At Thursday's meeting, Columbia Borough Council voted to approve the 2019 budget and to raise taxes.
Meiskey: "I don't know why council is so hell-bent on eroding the standard of living in Columbia Borough with this unjust, immoral, and in my opinion, illegal use of an ordinance and throwing over two mills of tax in the way of $800,000 to be loaned out to certain individuals."
Former Borough Manager Norm Meiskey, a borough resident, spoke out against the increase, as he has done several times at recent meetings. He once again cited the borough's revolving loan fund as a culprit driving the need for an increase. He told council the problem is not with revenue but with spending and urged members not to approve the increase.

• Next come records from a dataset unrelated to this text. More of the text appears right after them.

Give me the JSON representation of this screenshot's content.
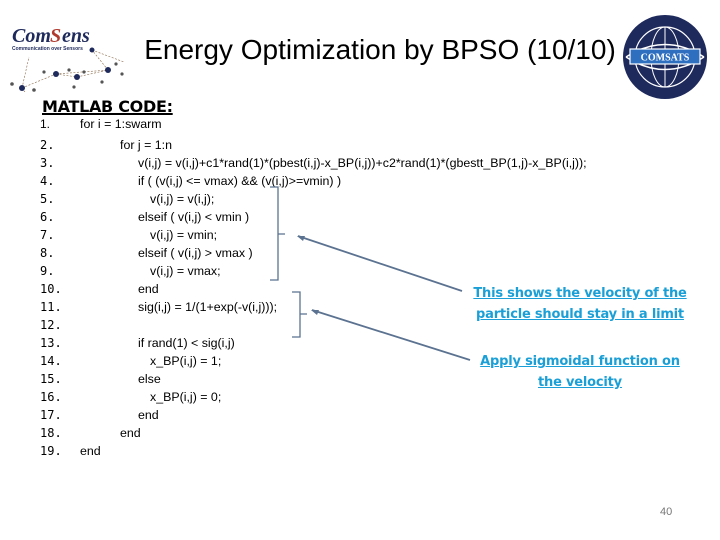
{
  "header": {
    "title": "Energy Optimization by BPSO (10/10)",
    "left_logo": {
      "name": "ComSens",
      "tagline": "Communication over Sensors"
    },
    "right_logo": {
      "name": "COMSATS"
    }
  },
  "section_heading": "MATLAB CODE:",
  "code_lines": [
    {
      "num": "1.",
      "text": "for i = 1:swarm",
      "indent": 0
    },
    {
      "num": "2.",
      "text": "for j = 1:n",
      "indent": 1
    },
    {
      "num": "3.",
      "text": "v(i,j) = v(i,j)+c1*rand(1)*(pbest(i,j)-x_BP(i,j))+c2*rand(1)*(gbestt_BP(1,j)-x_BP(i,j));",
      "indent": 2
    },
    {
      "num": "4.",
      "text": "if ( (v(i,j) <= vmax) && (v(i,j)>=vmin) )",
      "indent": 2
    },
    {
      "num": "5.",
      "text": "v(i,j) = v(i,j);",
      "indent": 3
    },
    {
      "num": "6.",
      "text": "elseif ( v(i,j) < vmin )",
      "indent": 2
    },
    {
      "num": "7.",
      "text": "v(i,j) = vmin;",
      "indent": 3
    },
    {
      "num": "8.",
      "text": "elseif ( v(i,j) > vmax )",
      "indent": 2
    },
    {
      "num": "9.",
      "text": "v(i,j) = vmax;",
      "indent": 3
    },
    {
      "num": "10.",
      "text": "end",
      "indent": 2
    },
    {
      "num": "11.",
      "text": "sig(i,j) = 1/(1+exp(-v(i,j)));",
      "indent": 2
    },
    {
      "num": "12.",
      "text": "",
      "indent": 2
    },
    {
      "num": "13.",
      "text": "if rand(1) < sig(i,j)",
      "indent": 2
    },
    {
      "num": "14.",
      "text": "x_BP(i,j) = 1;",
      "indent": 3
    },
    {
      "num": "15.",
      "text": "else",
      "indent": 2
    },
    {
      "num": "16.",
      "text": "x_BP(i,j) = 0;",
      "indent": 3
    },
    {
      "num": "17.",
      "text": "end",
      "indent": 2
    },
    {
      "num": "18.",
      "text": "end",
      "indent": 1
    },
    {
      "num": "19.",
      "text": "end",
      "indent": 0
    }
  ],
  "annotations": [
    {
      "text_line1": "This shows the velocity of the",
      "text_line2": "particle should stay in a limit"
    },
    {
      "text_line1": "Apply sigmoidal function on",
      "text_line2": "the velocity"
    }
  ],
  "colors": {
    "annotation": "#1a9fd6",
    "arrow": "#5b7290",
    "logo_navy": "#1f2a5c"
  },
  "page_number": "40"
}
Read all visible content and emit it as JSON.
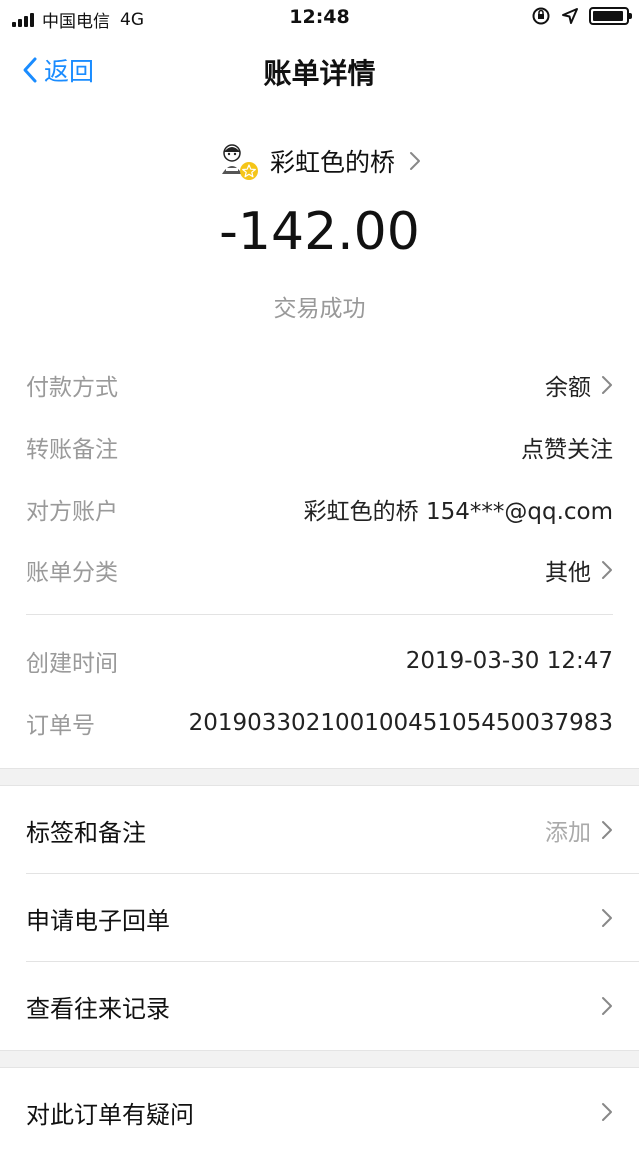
{
  "status_bar": {
    "carrier": "中国电信",
    "network": "4G",
    "time": "12:48",
    "battery_level": 0.95
  },
  "nav": {
    "back_label": "返回",
    "title": "账单详情"
  },
  "header": {
    "payee_name": "彩虹色的桥",
    "amount": "-142.00",
    "status": "交易成功"
  },
  "details": [
    {
      "label": "付款方式",
      "value": "余额",
      "has_chevron": true
    },
    {
      "label": "转账备注",
      "value": "点赞关注",
      "has_chevron": false
    },
    {
      "label": "对方账户",
      "value": "彩虹色的桥 154***@qq.com",
      "has_chevron": false
    },
    {
      "label": "账单分类",
      "value": "其他",
      "has_chevron": true
    }
  ],
  "details2": [
    {
      "label": "创建时间",
      "value": "2019-03-30 12:47"
    },
    {
      "label": "订单号",
      "value": "20190330210010045105450037983"
    }
  ],
  "menu": [
    {
      "label": "标签和备注",
      "hint": "添加"
    },
    {
      "label": "申请电子回单",
      "hint": ""
    },
    {
      "label": "查看往来记录",
      "hint": ""
    }
  ],
  "menu2": [
    {
      "label": "对此订单有疑问",
      "hint": ""
    }
  ],
  "colors": {
    "accent": "#1a8cff",
    "label_gray": "#9a9a9a",
    "section_gap": "#f2f2f2"
  }
}
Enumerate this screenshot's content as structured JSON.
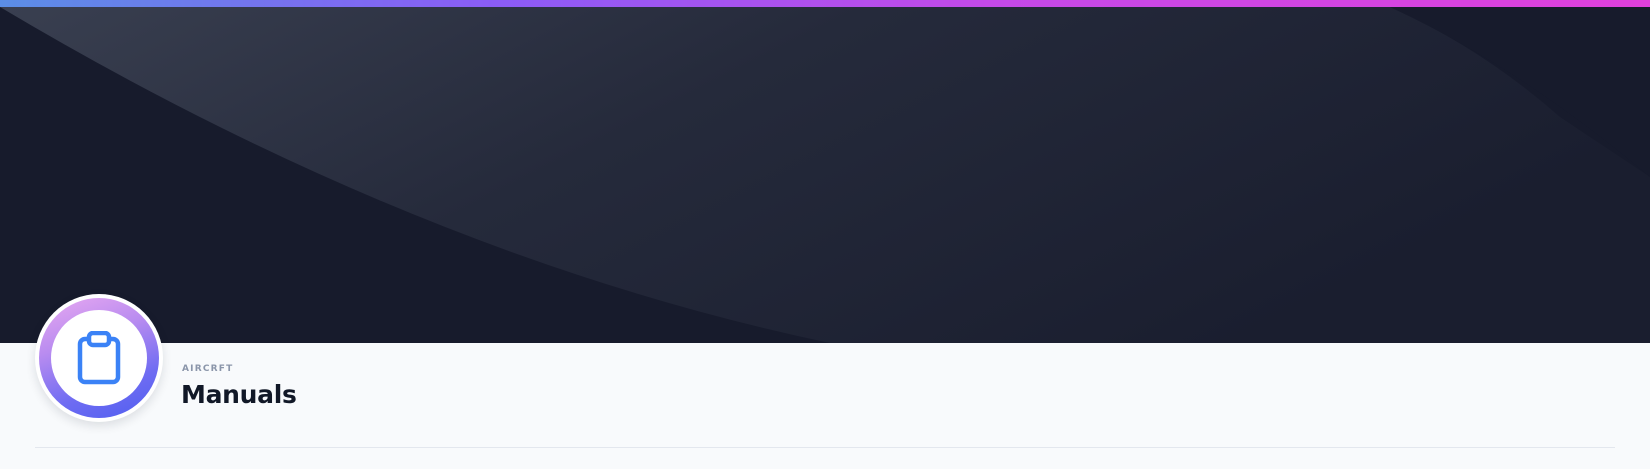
{
  "header": {
    "eyebrow": "AIRCRFT",
    "title": "Manuals",
    "icon": "clipboard-icon"
  },
  "colors": {
    "accent_start": "#5b8ee6",
    "accent_end": "#e040dc",
    "hero_background": "#171b2c",
    "title_text": "#111827",
    "eyebrow_text": "#8b96aa",
    "icon_stroke": "#3b82f6"
  }
}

"I don't know why council is so hell-bent on eroding the standard of living in Columbia Borough with this unjust, immoral, and in my opinion, illegal use of an ordinance and throwing over two mills of tax in the way of $800,000 to be loaned out to certain individuals," Meiskey said.
Meiskey: "You need to fix the problem. You have a spending problem. You need to realize it."
Noting the borough's $18.8 million in fund balances, Meiskey said "Ladies and gentlemen, you don't have a revenue problem - you have a spending problem, and you need to fix it and not put on the taxpayers to allow the allowed erosion of their standard of living because you can't fix the problem. You need to fix the problem. You have a spending problem. You need to realize it." He told council members that if they think there's not a problem with spending, he would be glad to meet with them to show them. He told them they really need to rethink the increase before proceeding.
Doutrich: "Why does the council think they have to be in the banking business? Why would you want to loan our money out? Put it in the infrastructure, into the streets."
Former councilman Frank Doutrich, a resident of Ironville Pike, questioned where the money came from for the $1.5 million revolving loan fund. Council President Kelly Murphy explained that it was from the borough's general fund. Borough Manager Rebecca Denlinger said that only $300,000 from the fund has been advanced so far. "We only advance the funds to our third-party loan administrator as the loans come through the pipeline and get ready to go to closing, so at this time, only 300,000 has been advanced," Denlinger said. "The remaining 1.2 is still sitting in fund balance essentially." Denlinger added that an additional $800,000 has been budgeted to capitalize the loan fund but might not be used if loans are not applied for.
So far, only one loan has been fully processed: $250,000 for Cimarron Investments LLC. A second loan, for Eberly Myers LLC's Locust Street apartment building project, was processed but did not go to closing.
Denlinger also mentioned the borough's CHIHL program, the Columbia Housing Improvement and Homeownership loan program which is administered through LHOP, the Lancaster Housing Opportunity Partnership. One part of the program is for down payment assistance, and one is for home improvement projects, according to Denlinger. Murphy said the borough's share for the fund is $150,000 and added that only one application was ever made for the fund but was not followed through on.
Doutrich asked, "Why does the council think they have to be in the banking business? Why would you want to loan our money out? Put it in the infrastructure, into the streets." Murphy replied that in regard to CHIHL, the program is to help homeowners with assistance in closing costs and to encourage people to fix up their homes at a better interest rate than what banks offer. Doutrich asked what happens if the loan is not paid back, and Denlinger replied that the property would be "liened."
Denlinger: ". . . we might not get paid back. There's a risk involved, certainly."
Doutrich then asked what happens if the people receiving funds from the revolving loan fund don't pay back the loan. Denlinger replied, "We are typically in a junior position, so we could get paid back depending on what happens with the turnout of the loan, and we might not get paid back. There's a risk involved, certainly." Doutrich said, "I just don't like that we put our citizens at risk."
Wilkinson: "Let's cut spending. How about that? Let's spend less so we don't need as much of an increase."
Lutz: "Can someone speak to this $18 million? I'd like to know what it is, because I can't find it."
Mayor Leo Lutz then questioned where the $18 million figure came from that Meiskey alluded to. "Can someone speak to this $18 million? I'd like to know what it is, because I can't find it," Lutz said. Denlinger said the general obligation bond has $5.8 million left in it to spend. In response, Meiskey got up and placed budget papers on the table in front of Lutz and pointed to them.
After some pontificating by councillors, council voted unanimously to approve Resolution No. 18-23 adopting the 2019 budget, and to approve Ordinance No. 907 increasing the 2019 real estate tax millage rate to 8 mills.
Columbia News, Views & Reviews posted a link to the budget document HERE.